An analysis of variance (ANOVA) demonstrated a significant difference between device type, F(2,27) = 25.83, p = 0.00. Post hoc analysis revealed a significant difference between the VST II and VST III (p = 0.00) and VST II and Atago (p = 0.00) but not the VST III and Atago (p = 0.78).
An ANOVA demonstrated a significant difference between device type, F(2,27) = 11.99, p = 0.00. Post hoc analysis revealed a significant difference between the VST II and VST III (p = 0.00) and VST II and Atago (p = 0.00) but not the VST III and Atago (p = 0.78).
An ANOVA demonstrated a significant difference between device type, F(2,27) = 76.74, p = 0.00. Post hoc analysis revealed a significant difference between the VST II and VST III (p = 0.00), VST II and Atago (p = 0.00), and the VST III and Atago (p = 0.02).

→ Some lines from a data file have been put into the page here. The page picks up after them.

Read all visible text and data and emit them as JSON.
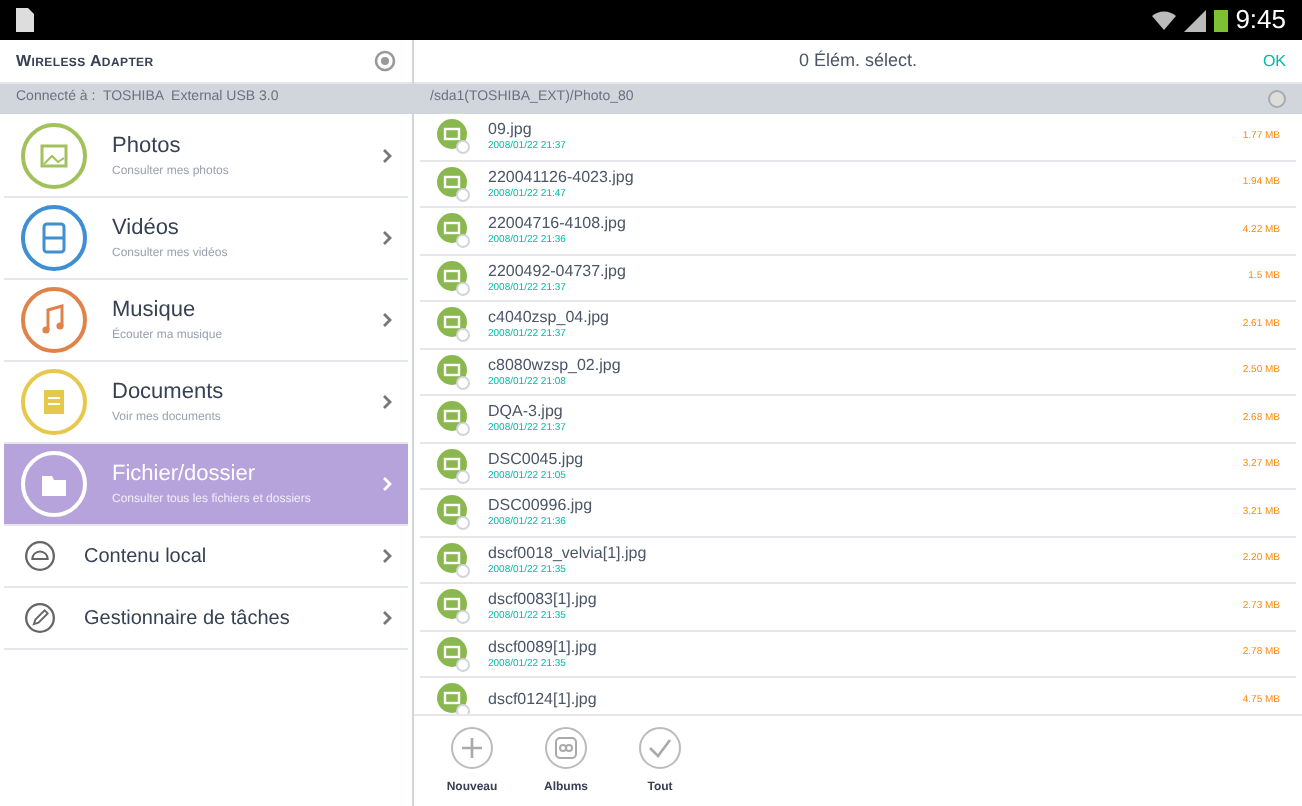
{
  "status_bar": {
    "time": "9:45"
  },
  "sidebar": {
    "title": "Wireless Adapter",
    "connection": "Connecté à :  TOSHIBA  External USB 3.0",
    "items": [
      {
        "kind": "category",
        "color": "#a3c15a",
        "title": "Photos",
        "subtitle": "Consulter mes photos",
        "selected": false
      },
      {
        "kind": "category",
        "color": "#3f8fd2",
        "title": "Vidéos",
        "subtitle": "Consulter mes vidéos",
        "selected": false
      },
      {
        "kind": "category",
        "color": "#e0834a",
        "title": "Musique",
        "subtitle": "Écouter ma musique",
        "selected": false
      },
      {
        "kind": "category",
        "color": "#e6c84a",
        "title": "Documents",
        "subtitle": "Voir mes documents",
        "selected": false
      },
      {
        "kind": "category",
        "color": "#b7a3dc",
        "title": "Fichier/dossier",
        "subtitle": "Consulter tous les fichiers et dossiers",
        "selected": true
      },
      {
        "kind": "tool",
        "title": "Contenu local",
        "selected": false
      },
      {
        "kind": "tool",
        "title": "Gestionnaire de tâches",
        "selected": false
      }
    ]
  },
  "main": {
    "title": "0 Élém. sélect.",
    "ok": "OK",
    "path": "/sda1(TOSHIBA_EXT)/Photo_80",
    "files": [
      {
        "name": "09.jpg",
        "date": "2008/01/22 21:37",
        "size": "1.77 MB",
        "checked": false
      },
      {
        "name": "220041126-4023.jpg",
        "date": "2008/01/22 21:47",
        "size": "1.94 MB",
        "checked": false
      },
      {
        "name": "22004716-4108.jpg",
        "date": "2008/01/22 21:36",
        "size": "4.22 MB",
        "checked": false
      },
      {
        "name": "2200492-04737.jpg",
        "date": "2008/01/22 21:37",
        "size": "1.5 MB",
        "checked": false
      },
      {
        "name": "c4040zsp_04.jpg",
        "date": "2008/01/22 21:37",
        "size": "2.61 MB",
        "checked": false
      },
      {
        "name": "c8080wzsp_02.jpg",
        "date": "2008/01/22 21:08",
        "size": "2.50 MB",
        "checked": false
      },
      {
        "name": "DQA-3.jpg",
        "date": "2008/01/22 21:37",
        "size": "2.68 MB",
        "checked": false
      },
      {
        "name": "DSC0045.jpg",
        "date": "2008/01/22 21:05",
        "size": "3.27 MB",
        "checked": false
      },
      {
        "name": "DSC00996.jpg",
        "date": "2008/01/22 21:36",
        "size": "3.21 MB",
        "checked": false
      },
      {
        "name": "dscf0018_velvia[1].jpg",
        "date": "2008/01/22 21:35",
        "size": "2.20 MB",
        "checked": false
      },
      {
        "name": "dscf0083[1].jpg",
        "date": "2008/01/22 21:35",
        "size": "2.73 MB",
        "checked": false
      },
      {
        "name": "dscf0089[1].jpg",
        "date": "2008/01/22 21:35",
        "size": "2.78 MB",
        "checked": false
      },
      {
        "name": "dscf0124[1].jpg",
        "size": "4.75 MB",
        "checked": false
      }
    ],
    "toolbar": [
      {
        "label": "Nouveau"
      },
      {
        "label": "Albums"
      },
      {
        "label": "Tout"
      }
    ]
  }
}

(Raw data can be downloaded in a tab delimited text file here. As always, while we offer the data for your personal use, we kindly ask that you send a message to firstname.lastname@example.org before posting or presenting it in any public forum and attach appropriate acknowledgement.)
Overall, the VST III and Atago devices performed comparably, both demonstrating significantly less variability compared to the VST II. While a statistically significant difference was seen in the third brew between the VST III and Atago, the average difference in TDS measurement for that brew was 0.007. We leave it up to the reader to determine whether or not a statistically significant difference is meaningful in his/her application of refractometry (and whether or not it falls within the devices’ stated measurement capabilities and tolerances).
As stated in the introduction section, we did not set out to verify the accuracy and/or precision of the individual devices compared to their manufacturer stated specifications. To reference the earlier picture of accuracy and precision in a target practice setting, we do not know the location of the “bullseye”. Any of the three devices could be the most accurate. Some sense of device-specific precision may be perceived through standard deviation and is perhaps best illustrated in the box-and-whisker plots (i.e., the spread of the plot for a device); however, our purpose and methodology were not to assess device-specific precision, so we have no analysis regarding that aspect of the data. We did not assess if the measurements cluster in the correct area (because we do not know where the correct area is–accuracy), instead we assessed if the clustering of measurements from each device was different from the others, which is influenced by the tightness of the clustering within a device as well as the separation of the clustering between devices.
Flament I. (2002). Coffee Flavor Chemistry. West Sussex, England: John Wiley & Sons, Ltd.
Andueza S., Maeztu L., Pascual L., Ibanez C., Paz de Pena M., Cid, C. (2003). Influence of extraction temperature on the final quality of espresso coffee. Journal of the Science of Food and Agriculture, 83, 240-248.
Clarke R.J. (1989). Water and Mineral Contents. In R.J. Clarke & R. Macrae (Eds.), Coffee: Chemistry (Volume 1) (pp. 42-82). New York, NY: Elsevier Science Publishers LTD.